Union-backed Dems make final push to kill Obama's trade bill
WASHINGTON — Union-backed Democrats began a last-ditch effort Thursday to scuttle President Obama's trade agenda by sacrificing a favored program of their own that retrains workers displaced by international trade.
The retraining program is linked to the Democrats' real target: legislation to help Obama advance multi-nation trade agreements. In hopes of bringing down the whole package, which they say imperils jobs at home, numerous House Democrats said they would vote Friday against the retraining measure.
House Republicans were in the odd position of supporting Obama's bid for “fast-track” trade-negotiating authority, while the White House struggled to come up with enough Democratic votes to win passage.
In a closed meeting in the Capitol, top White House officials implored Democrats not to deny Obama the trade authority. Such a vote, they said, would block needed trade expansion and sink a major priority of Obama.

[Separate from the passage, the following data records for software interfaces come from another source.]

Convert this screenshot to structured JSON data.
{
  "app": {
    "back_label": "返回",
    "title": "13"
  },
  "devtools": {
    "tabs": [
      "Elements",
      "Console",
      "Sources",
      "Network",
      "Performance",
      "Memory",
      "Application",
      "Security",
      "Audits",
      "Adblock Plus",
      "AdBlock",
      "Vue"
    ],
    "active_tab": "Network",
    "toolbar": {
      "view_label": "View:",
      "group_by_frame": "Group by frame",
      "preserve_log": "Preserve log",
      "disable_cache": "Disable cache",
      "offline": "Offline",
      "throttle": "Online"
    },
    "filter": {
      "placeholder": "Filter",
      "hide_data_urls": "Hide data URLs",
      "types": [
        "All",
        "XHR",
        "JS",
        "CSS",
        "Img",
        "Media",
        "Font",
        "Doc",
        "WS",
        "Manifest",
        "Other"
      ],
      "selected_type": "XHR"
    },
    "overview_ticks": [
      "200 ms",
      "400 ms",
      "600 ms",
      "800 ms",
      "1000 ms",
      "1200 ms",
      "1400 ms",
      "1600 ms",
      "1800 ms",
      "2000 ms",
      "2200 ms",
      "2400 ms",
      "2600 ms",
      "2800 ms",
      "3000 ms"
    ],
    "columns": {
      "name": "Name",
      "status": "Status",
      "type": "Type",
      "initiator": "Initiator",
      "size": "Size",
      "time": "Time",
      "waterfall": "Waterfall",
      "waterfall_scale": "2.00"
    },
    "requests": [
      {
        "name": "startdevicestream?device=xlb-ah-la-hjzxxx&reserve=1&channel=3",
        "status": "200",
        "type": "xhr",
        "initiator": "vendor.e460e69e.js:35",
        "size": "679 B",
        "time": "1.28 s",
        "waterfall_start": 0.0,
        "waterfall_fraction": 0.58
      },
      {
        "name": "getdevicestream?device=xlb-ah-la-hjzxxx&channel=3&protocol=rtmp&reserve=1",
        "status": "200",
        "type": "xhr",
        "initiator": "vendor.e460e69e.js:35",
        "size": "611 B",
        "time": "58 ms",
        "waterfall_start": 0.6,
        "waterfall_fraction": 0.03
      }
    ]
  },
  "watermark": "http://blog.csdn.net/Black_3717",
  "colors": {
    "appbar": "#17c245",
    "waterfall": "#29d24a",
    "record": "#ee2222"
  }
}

The sometimes emotional exchanges illustrate the high stakes and intense feelings surrounding Obama's bid for “fast-track” trade-negotiating authority. Such authority, which previous presidents have enjoyed, would let Obama present Congress with proposed trade agreements that it could ratify or reject but not change. One other drawback to the legislation is that no details of how it will work will be made known until after it is passed. Critics believe it will give too much authority in non-trade areas still unknown, such as immigration. Others deride the inclusion of a rule that will give the leader of any of the smaller countries the same vote as an American president.
Obama hopes to advance the 12-nation Trans-Pacific Partnership and other trade proposals that have been negotiated for years.
Unions vehemently oppose such deals, saying they ship American jobs abroad. The trade issue's divisiveness was evident when the House voted narrowly, 217-212, to advance the package to the showdown Friday.
AFL-CIO President Richard Trumka urged House Democrats to do something once unthinkable — reject the retraining program, known as Trade Adjustment Authority, or TAA — as the best means to kill fast track. Those attending the meeting said Trumka told Democrats he would pray for those who oppose the unions' position.
Some senior Democrats are with Trumka, suggesting the votes could be close and dramatic.
“The TAA is the handmaiden to facilitate the whole deal,” said Rep. Peter DeFazio, D-Ore. “We have the potential to stop this whole train and revisit the most egregious provisions” of fast track. “It's counterintuitive for Democrats to be voting against it, but President Trumka came and said vote against it.”
The strategy could scuttle the whole package, because many Republicans have long records of opposing the jobs retraining program, which they consider wasteful.
The biggest questions hanging over the House are: How many of the 188 Democrats will vote against the retraining program because it's the best way to kill fast track? And how many of the 246 Republicans might hold their noses and vote for the jobs program in a bid to save fast track?
Rep. Richard Hudson, R-N.C., said of the Democrats: “It's in their hands; they have to pass TAA. We can only deliver a certain number of votes for TAA. So we'll see. We're calling their bluff. If they want to bring it down, then it's going to be a crushing blow to their president.”
If the jobs program survives, the House will vote on fast track. Presumably, the politics would be reversed, with many Republicans and as few as 20 Democrats voting for the legislation.
Several Democrats said the sequencing of the bill votes is outrageous. “The process is just as horrible as the substance,” said Rep. Bill Pascrell, D-N.J., who opposes the entire package. The Senate linked the two measures when it passed the trade package earlier this year.